Balochi embroidery is one of the oldest in the history. Balochi female dresses are very famous because of their unique embroidery patterns adopted from the very native land.
The art, which involves the use of threads with unfaded colors, beads and tiny mirrors, has been passed down for many generations. One can easily link the motifs used in the dress making back to 7000 millennium B.C Mehrgarh civilization. Same type of motifs can be seen on the pottery excavated from the site of Mehrgarh. This is an integral part of the Baloch culture.
The Baloch traditional dress is called “Pashk”. The areas where such kind of embroidery is made are Makran, Kalat, Mastung, Noshki,
kohlu, DeraBugti, Sibi, JhalMagsi and kuzdar. An average dress takes 3 to 9 months to get completed. The price of a dress varies from design to design, ranging from 3000 to 45000 rupees.
The most striking feature of the women’s costume is the handmade embroidery covering the front of the dress and the cuffs of the
sleeves and trousers. These embroidered pieces are prepared separately and later sewn onto the dresses. The piece for the front of the bodice is square and extends across the entire front from shoulders to waist. Another rectangular piece (Goptan) extends from the waist to the hem of the dress and comes to a point at the top. The sides of this piece are left unstitched for approximately 30 cm so that it can function as a large vertical pocket.

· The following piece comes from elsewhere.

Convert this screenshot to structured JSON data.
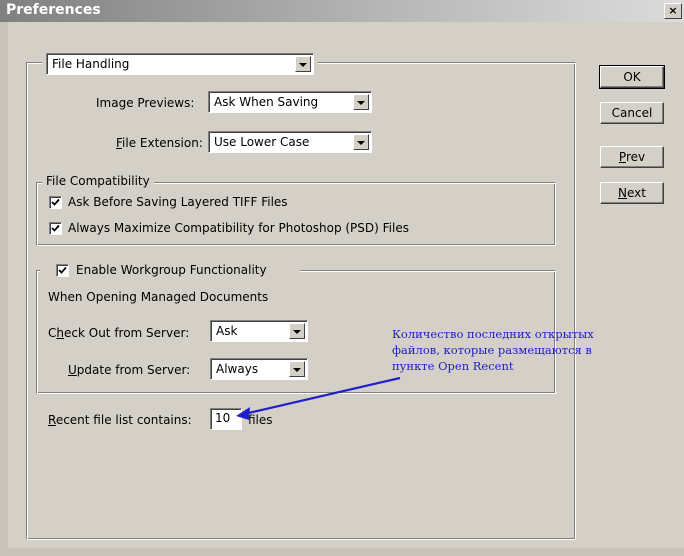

It is a very difficult and time consuming work said “jannatbibi” who makes and sells such dresses. “I make one dress a year and I get paid when the dress is completed. This is my routine for the last 20 years,” she said. Name of Some of the popular embroideries are worth mentioning such as “Kapuk, Panch, Thaitookh, Jallar, Mehrab, Kantolo, Chandanohar, Mirchok o chamok, Morg-o-paanch, Gad-o-band, Jadok, Chamkali, Arif-e-chadar and Dillobitab. “The girls and older women of the Baloch areas in the interiors do not use charts or diagrams but create extremely complex designs in a random manner using the creative window of their brain. They are guided by the family members and elders who are already into the business.
Meanwhile, selection of colours and designs of embroidered clothes differs from person to person rather than from area to area. One can easily judge the place of creation of the embroidery by its unmatchable patterns. The embroidered dress is weared by both young and older women. Whereas young girls prefer wearing embroideries in bright colours like pink, green, orange, yellow etc., the older women wear dark colours like blue, black or brown and according to the Baloch tradition it is compulsory for widows to wear black or dark colors.
Balochi dresses are brought to the provincial capital Quetta where these dresses are bought by the dealers involved in the selling of traditional costumes for a very tiny amount. Later, the same dresses are sold on exorbitant prices without paying a reasonable remuneration to their creators.
These dresses have a huge value inside country as well as abroad, especially in Gulf countries, said “Haji Gulamnabi” who exports these dresses to Gulf countries. However, for want of publicity and marketing, this unique and valuable art remains hidden from the eyes of glob yet which would otherwise serve as a lucrative industry for the very creators of the art. A proper marketing strategy, therefore, seems a sine qua non for a better promotion of this unique work.
Moreover, government, on its part, should also take initiative to promote this worldwide by arranging exhibitions within country and abroad. Proper schools should be established where this legacy should be taught to the newcomers so that the people associated with this art form can get the reward for their work unrivaled creativity easily and justifiably.